Self-driving cabs launched in southern China
People in Changsha, the capital of the southern province of Hunan, can now have a taste of the future by hopping into a self-driving taxi. Launched by tech giant Baidu, trial passenger services started in the city on Thursday, about two years after Google’s self-driving unit Waymo started its pilot project in Phoenix, Arizona. The taxi services, involving an initial fleet of 45 autonomous cars, are expected to run initially on 31-mile-long open roads before gradually expanding to cover the entire Changsha pilot zone of 27 square miles, making it the largest trial of its kind, according to the company. “The trial operations in Changsha demonstrate that the Apollo robotaxi is progressing from
China sees a chance to overtake the US with AI chips
Today’s iPhone has 100,000 times the processing power of the Apollo computer that landed humankind on the moon 50 years ago, while costing a tiny fraction of the Nasa machine. This is down to Moore’s Law, the observation by one of the founders of Intel, a chip maker, that computing power doubles every two years. That this correlation has held for five decades helps to explain China’s position on the proverbial hamster wheel – never quite catching up in semiconductor technology. As a relative latecomer to the chip industry, experts reckon China is somewhere between five to 10 years behind the cutting edge in the technology to design and produce integrated circuits (IC). This is important beca
Should China buy semiconductors or make them?
The year-long trade war has shown that the Trump administration is willing to block Chinese access to everything from software to semiconductors to nuclear technology to slow China’s rise. Nowhere is this threat more evident than in semiconductors, after the US put one of China’s top companies, Huawei Technologies, on a trade blacklist that prevents American companies like Intel and Qualcomm from selling it chips. These complex, tiny devices are critical to the function of everyday consumer electronics, communications and computing products, as well as increasingly sophisticated equipment in a range of sectors. In May 2018, Chinese President Xi Jinping met the country’s top scientists and en
First day of school? Get ready for a face scan
Freshmen at a number of prestigious universities in China are getting enrolled through face scans, underscoring just how ubiquitous facial recognition technology is in the country. The universities are now extending their use of facial recognition to the enrollment process, after its initial adoption in applications such as security and recording students’ attendance. China’s elite Tsinghua University was among the first batch of large academic institutions to implement face scans to expedite the registration process this month, when the school welcomed more than 3,800 new undergraduate students at its campus in Beijing. The regular academic year in the country starts in September, though ma

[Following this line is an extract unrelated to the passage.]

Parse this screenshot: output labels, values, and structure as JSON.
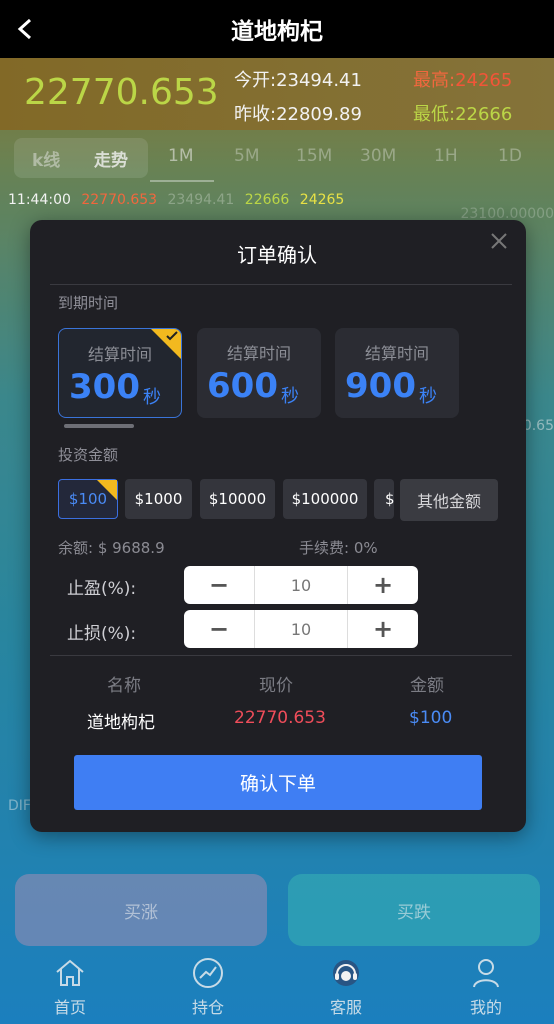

Can China’s Uber regain trust after murders?
At an internal meeting at the Chinese car-hailing giant Didi last year, the questions came thick and fast – as if a steam cooker had just blown its lid. “Have we foregone safety to pursue scale and rapid growth?” asked an employee. “Do we just care about what our investors think?” asked another. “Have we simply paid lip service to ‘safety first’?” Didi’s 36-year-old co-founder and chief executive Cheng Wei and president Jean Liu acknowledged the concerns, according to people familiar with the situation who don’t want to be identified as the meeting was private. The staff session – held to allow employees to state their opinions and frustrations direct to management – followed the rape and mu